- **Task objective**: Give the number of lines in the entries below that hold "death", with no accompanying words.

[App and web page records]
*** Begin section ***
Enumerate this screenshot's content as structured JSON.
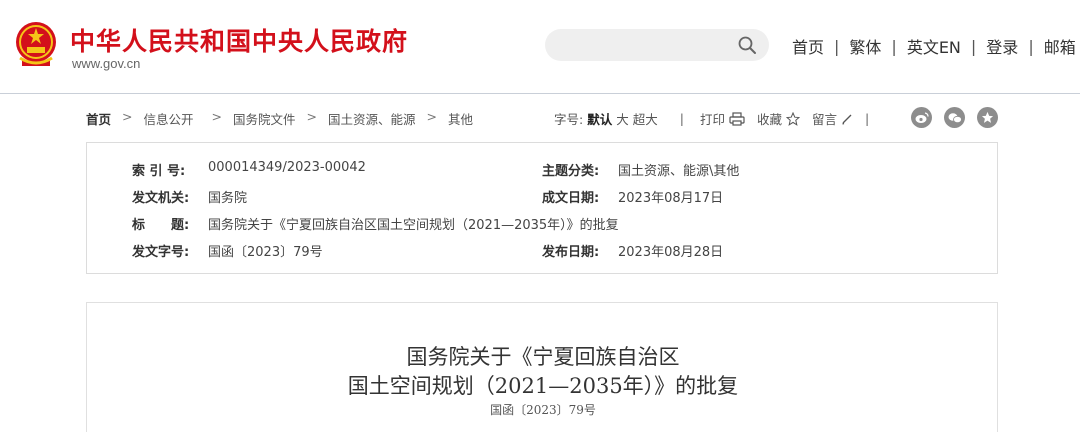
{
  "header": {
    "site_title": "中华人民共和国中央人民政府",
    "site_domain": "www.gov.cn",
    "emblem_icon": "national-emblem-icon",
    "search": {
      "placeholder": "",
      "icon": "search-icon"
    },
    "nav": [
      "首页",
      "繁体",
      "英文EN",
      "登录",
      "邮箱"
    ],
    "brand_color": "#d3101b"
  },
  "breadcrumb": [
    "首页",
    "信息公开",
    "国务院文件",
    "国土资源、能源",
    "其他"
  ],
  "tools": {
    "font_size_label": "字号:",
    "font_sizes": [
      "默认",
      "大",
      "超大"
    ],
    "active_font_size": "默认",
    "print": "打印",
    "favorite": "收藏",
    "comment": "留言",
    "social_icons": [
      "weibo-icon",
      "wechat-icon",
      "star-icon"
    ]
  },
  "info": {
    "index_label": "索 引 号:",
    "index_value": "000014349/2023-00042",
    "category_label": "主题分类:",
    "category_value": "国土资源、能源\\其他",
    "issuer_label": "发文机关:",
    "issuer_value": "国务院",
    "date_written_label": "成文日期:",
    "date_written_value": "2023年08月17日",
    "title_label": "标　　题:",
    "title_value": "国务院关于《宁夏回族自治区国土空间规划（2021—2035年）》的批复",
    "doc_no_label": "发文字号:",
    "doc_no_value": "国函〔2023〕79号",
    "publish_label": "发布日期:",
    "publish_value": "2023年08月28日"
  },
  "article": {
    "title_line1": "国务院关于《宁夏回族自治区",
    "title_line2": "国土空间规划（2021—2035年）》的批复",
    "doc_number": "国函〔2023〕79号"
  }
}
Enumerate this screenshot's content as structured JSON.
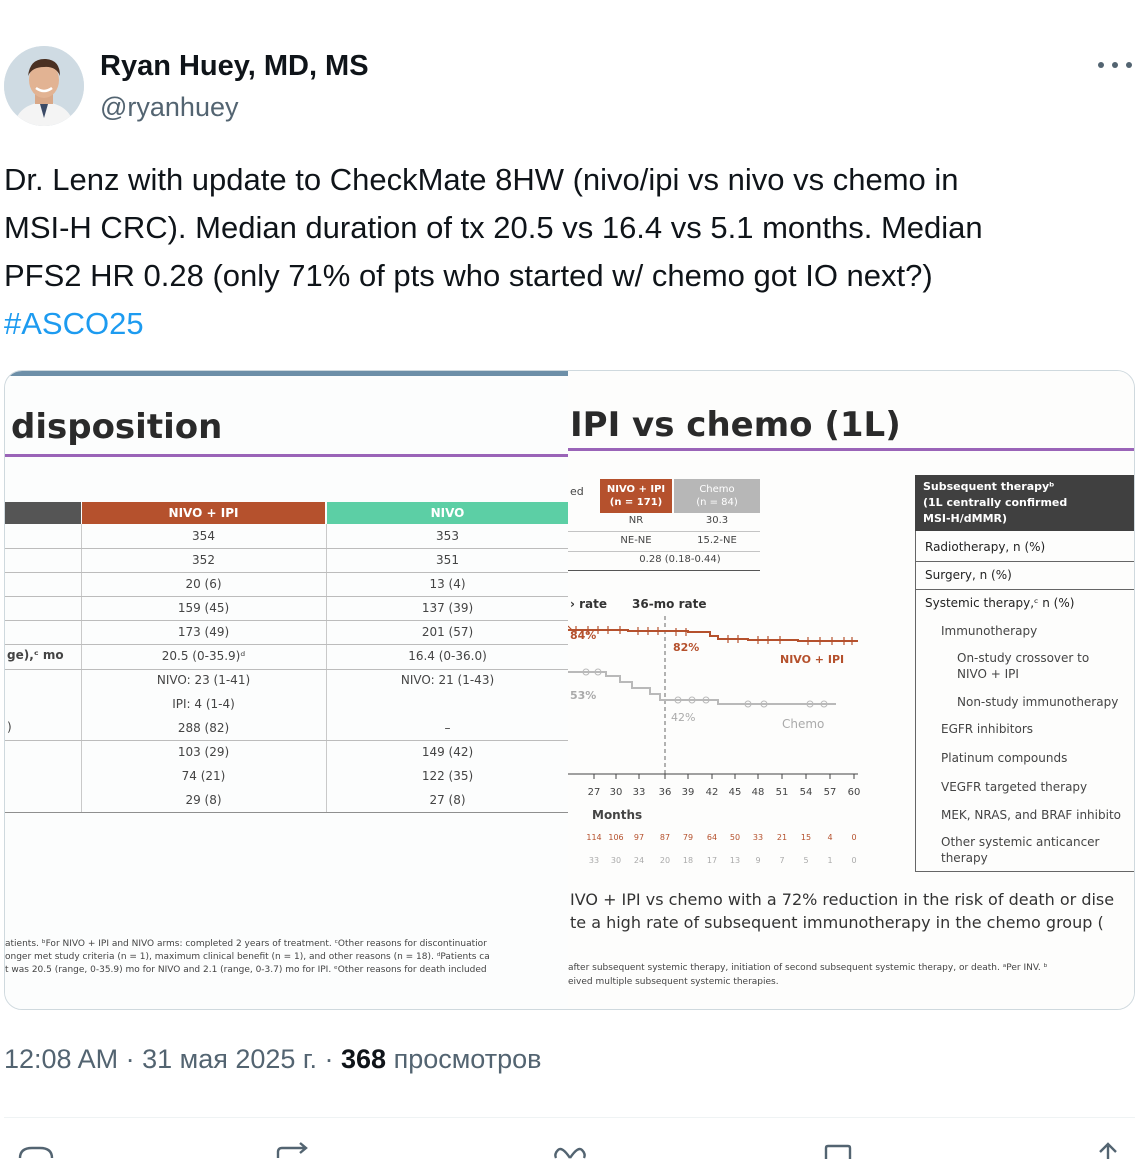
{
  "author": {
    "name": "Ryan Huey, MD, MS",
    "handle": "@ryanhuey"
  },
  "tweet": {
    "text_lines": [
      "Dr. Lenz with update to CheckMate 8HW (nivo/ipi vs nivo vs chemo in",
      "MSI-H CRC). Median duration of tx 20.5 vs 16.4 vs 5.1 months. Median",
      "PFS2 HR 0.28 (only 71% of pts who started w/ chemo got IO next?)"
    ],
    "hashtag": "#ASCO25"
  },
  "slide_left": {
    "title": "disposition",
    "col_headers": [
      "NIVO + IPI",
      "NIVO"
    ],
    "row_labels": [
      "",
      "",
      "",
      "",
      "",
      "ge),ᶜ mo",
      "",
      "",
      ")",
      "",
      "",
      ""
    ],
    "col1": [
      "354",
      "352",
      "20 (6)",
      "159 (45)",
      "173 (49)",
      "20.5 (0-35.9)ᵈ",
      "NIVO: 23 (1-41)",
      "IPI: 4 (1-4)",
      "288 (82)",
      "103 (29)",
      "74 (21)",
      "29 (8)"
    ],
    "col2": [
      "353",
      "351",
      "13 (4)",
      "137 (39)",
      "201 (57)",
      "16.4 (0-36.0)",
      "NIVO: 21 (1-43)",
      "",
      "–",
      "149 (42)",
      "122 (35)",
      "27 (8)"
    ],
    "footnotes": [
      "atients. ᵇFor NIVO + IPI and NIVO arms: completed 2 years of treatment. ᶜOther reasons for discontinuatior",
      "onger met study criteria (n = 1), maximum clinical benefit (n = 1), and other reasons (n = 18). ᵈPatients ca",
      "t was 20.5 (range, 0-35.9) mo for NIVO and 2.1 (range, 0-3.7) mo for IPI. ᵉOther reasons for death included"
    ]
  },
  "slide_right": {
    "title": "IPI vs chemo (1L)",
    "table_head_fragment": "ed",
    "col_nivo_ipi": "NIVO + IPI",
    "col_nivo_ipi_n": "(n = 171)",
    "col_chemo": "Chemo",
    "col_chemo_n": "(n = 84)",
    "rows": [
      [
        "NR",
        "30.3"
      ],
      [
        "NE-NE",
        "15.2-NE"
      ]
    ],
    "hr": "0.28 (0.18-0.44)",
    "rate_label_left": "› rate",
    "rate_label_right": "36-mo rate",
    "curve_labels": {
      "nivo_ipi_24": "84%",
      "nivo_ipi_36": "82%",
      "nivo_ipi_name": "NIVO + IPI",
      "chemo_24": "53%",
      "chemo_36": "42%",
      "chemo_name": "Chemo"
    },
    "x_ticks": [
      "27",
      "30",
      "33",
      "36",
      "39",
      "42",
      "45",
      "48",
      "51",
      "54",
      "57",
      "60"
    ],
    "x_label": "Months",
    "risk_nivo_ipi": [
      "114",
      "106",
      "97",
      "87",
      "79",
      "64",
      "50",
      "33",
      "21",
      "15",
      "4",
      "0"
    ],
    "risk_chemo": [
      "33",
      "30",
      "24",
      "20",
      "18",
      "17",
      "13",
      "9",
      "7",
      "5",
      "1",
      "0"
    ],
    "subsequent_header": [
      "Subsequent therapyᵇ",
      "(1L centrally confirmed",
      "MSI-H/dMMR)"
    ],
    "subsequent_items": [
      "Radiotherapy, n (%)",
      "Surgery, n (%)",
      "Systemic therapy,ᶜ n (%)",
      "Immunotherapy",
      "On-study crossover to",
      "NIVO + IPI",
      "Non-study immunotherapy",
      "EGFR inhibitors",
      "Platinum compounds",
      "VEGFR targeted therapy",
      "MEK, NRAS, and BRAF inhibito",
      "Other systemic anticancer",
      "therapy"
    ],
    "conclusion_lines": [
      "IVO + IPI vs chemo with a 72% reduction in the risk of death or dise",
      "te a high rate of subsequent immunotherapy in the chemo group ("
    ],
    "footnotes": [
      "after subsequent systemic therapy, initiation of second subsequent systemic therapy, or death. ᵃPer INV. ᵇ",
      "eived multiple subsequent systemic therapies."
    ]
  },
  "meta": {
    "time": "12:08 AM",
    "date": "31 мая 2025 г.",
    "views_count": "368",
    "views_label": "просмотров",
    "sep": "·"
  },
  "icons": [
    "more-icon",
    "reply-icon",
    "retweet-icon",
    "like-icon",
    "bookmark-icon",
    "share-icon"
  ],
  "colors": {
    "accent": "#1d9bf0",
    "nivo_ipi": "#b5512d",
    "nivo": "#5ccfa5",
    "chemo": "#b7b7b7",
    "purple_rule": "#9a64b8"
  }
}
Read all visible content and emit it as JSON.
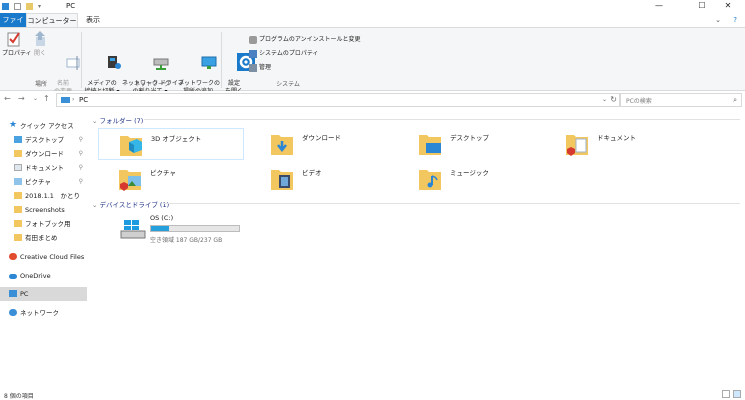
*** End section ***
- **Solution to this problem**: 3